    I don’t have the book but I have heard good things about it. It is timely in that the so-called ‘apostolic movement’ has been gaining ground for some time. To me the movement falls into the old logical fallacy of
    1. Something must be done
    2. This is something
    3. Therefore we must do it.

    The apostolic movement as such comes at a time when we desperately need real apostles to go to the ends of the earth. But this movement builds a doctrine of leadership that is not new at all. It is the same old story of religious power and prestige that Jesus faced with the Pharisees, that gave rise to Rome, that motivates far too many pastors even today. It is a building up of our kingdom instead of His Kingdom. If this book addresses that properly it is indeed a must-read.

  2. 12-18-2007

    Strider,

    Thank you for the info! It sounds like an interesting book to me.

    -Alan

  3. 12-18-2007

    Alan,
    This caught my attention also. I think that I will order the book. It sounds like a solid corrective to the false teaching and authority that we experienced.

  4. 12-18-2007

    Grace,

    I haven’t decided if I’m going to buy it or not. If you order it, I hope you’ll review it for us.

    -Alan

  5. 12-19-2007

    sounds interesting. I am a pastor of an assemblies of God Church and have many many concerns about the so-called apostolic movement – at the heart of it I think they are just wanting to see ministry happen in a similar way to that of the original Apostles – healings, deliverance, eveangelism, etc – but as other have noted, when men get involved in the things of God sometimes they go awry. It started out with good intentions but has gotten out of hand with C. Peter Wagner appointing himself as an Apostle.

  6. 12-19-2007

    Brian,

    I have not been part of the apostolic movement, but I am familiar with C. Peter Wagner. I also think that my denomination has been affected by much of the teaching about authority. That’s one of the reason that I’m interested in this book.

    -Alan

  7. 12-20-2007

    Alan,
    I thought you might be interested in the link to the author’s website. Under “Downloads” there are PDF samples of several chapters of this book. His website is http://www.stevecrosby.com.
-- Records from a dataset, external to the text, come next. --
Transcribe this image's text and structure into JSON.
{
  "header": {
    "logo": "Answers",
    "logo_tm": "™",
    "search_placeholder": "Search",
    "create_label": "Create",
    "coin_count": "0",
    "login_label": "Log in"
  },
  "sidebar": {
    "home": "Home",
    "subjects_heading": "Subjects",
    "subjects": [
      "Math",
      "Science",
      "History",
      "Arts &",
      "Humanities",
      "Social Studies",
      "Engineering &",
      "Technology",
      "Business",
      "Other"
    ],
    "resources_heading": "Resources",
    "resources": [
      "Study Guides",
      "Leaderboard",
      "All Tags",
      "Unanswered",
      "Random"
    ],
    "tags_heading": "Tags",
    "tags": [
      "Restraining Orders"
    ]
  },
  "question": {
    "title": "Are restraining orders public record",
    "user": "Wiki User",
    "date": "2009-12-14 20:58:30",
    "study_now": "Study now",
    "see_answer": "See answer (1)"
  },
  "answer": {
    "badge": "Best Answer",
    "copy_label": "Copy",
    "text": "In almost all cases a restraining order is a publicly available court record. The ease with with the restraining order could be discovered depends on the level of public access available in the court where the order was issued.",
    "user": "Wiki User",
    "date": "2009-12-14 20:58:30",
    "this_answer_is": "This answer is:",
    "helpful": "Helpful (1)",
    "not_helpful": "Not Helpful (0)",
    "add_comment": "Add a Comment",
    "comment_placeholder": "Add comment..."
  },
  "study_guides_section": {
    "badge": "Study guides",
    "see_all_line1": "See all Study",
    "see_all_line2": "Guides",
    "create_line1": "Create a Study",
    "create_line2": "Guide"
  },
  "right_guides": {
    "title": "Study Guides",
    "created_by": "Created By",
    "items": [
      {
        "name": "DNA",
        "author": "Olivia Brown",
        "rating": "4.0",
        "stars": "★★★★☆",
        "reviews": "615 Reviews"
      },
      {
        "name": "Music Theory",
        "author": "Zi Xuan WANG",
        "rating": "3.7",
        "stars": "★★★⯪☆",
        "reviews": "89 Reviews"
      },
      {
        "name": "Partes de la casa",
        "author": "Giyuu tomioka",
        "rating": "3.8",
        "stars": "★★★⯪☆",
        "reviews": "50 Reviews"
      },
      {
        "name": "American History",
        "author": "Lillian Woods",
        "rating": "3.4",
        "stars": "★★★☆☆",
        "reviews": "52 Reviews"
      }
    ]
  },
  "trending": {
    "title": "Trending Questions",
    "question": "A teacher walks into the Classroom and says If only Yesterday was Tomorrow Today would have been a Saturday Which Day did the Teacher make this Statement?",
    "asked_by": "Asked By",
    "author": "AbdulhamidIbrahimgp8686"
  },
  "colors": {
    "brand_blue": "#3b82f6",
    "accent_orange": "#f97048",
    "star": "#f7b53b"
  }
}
  8. 12-20-2007

    grace,

    Thank you for the link!

    -Alan

  9. 6-9-2008

    Alan,

    Dr. Crosby also has a book that I’d recommend for anyone that is either pentecostal in practice or in affiliation. That book, “Silent Killers of Faith” is one of the best books I’ve read that deals with some of the extremities of the pentecostal/charismatic movement, yet it is also transcendental in that it brings truth and life, even healing to those who are not part of or affected with the movement. Basically, the focus of the book is on overcoming legalism and performanced based religion-which in my observation-can be and oftentimes are prevalent in pentecostal churches of all kinds [though is also present in other denominations].

    If Dr. Crosby wrote “Authority, Accountability, and the Apostolic Movement” with the same level of wisdom and understanding found in “Silent Killers of Faith,” I have no doubts that you’d thoroughly be blessed by your book in question. For what it’s worth, “Authority, Accountability, and the Apostolic Movement” is available to purchase through amazon.com.

    In His service,
    Troy Crider

  10. 6-9-2008

    Tony,

    Yes, “legalism and performanced based religion” are prevalent in many (all?) denominations and even in non-denonminational groups. Thank you for the book recommendation.

    -Alan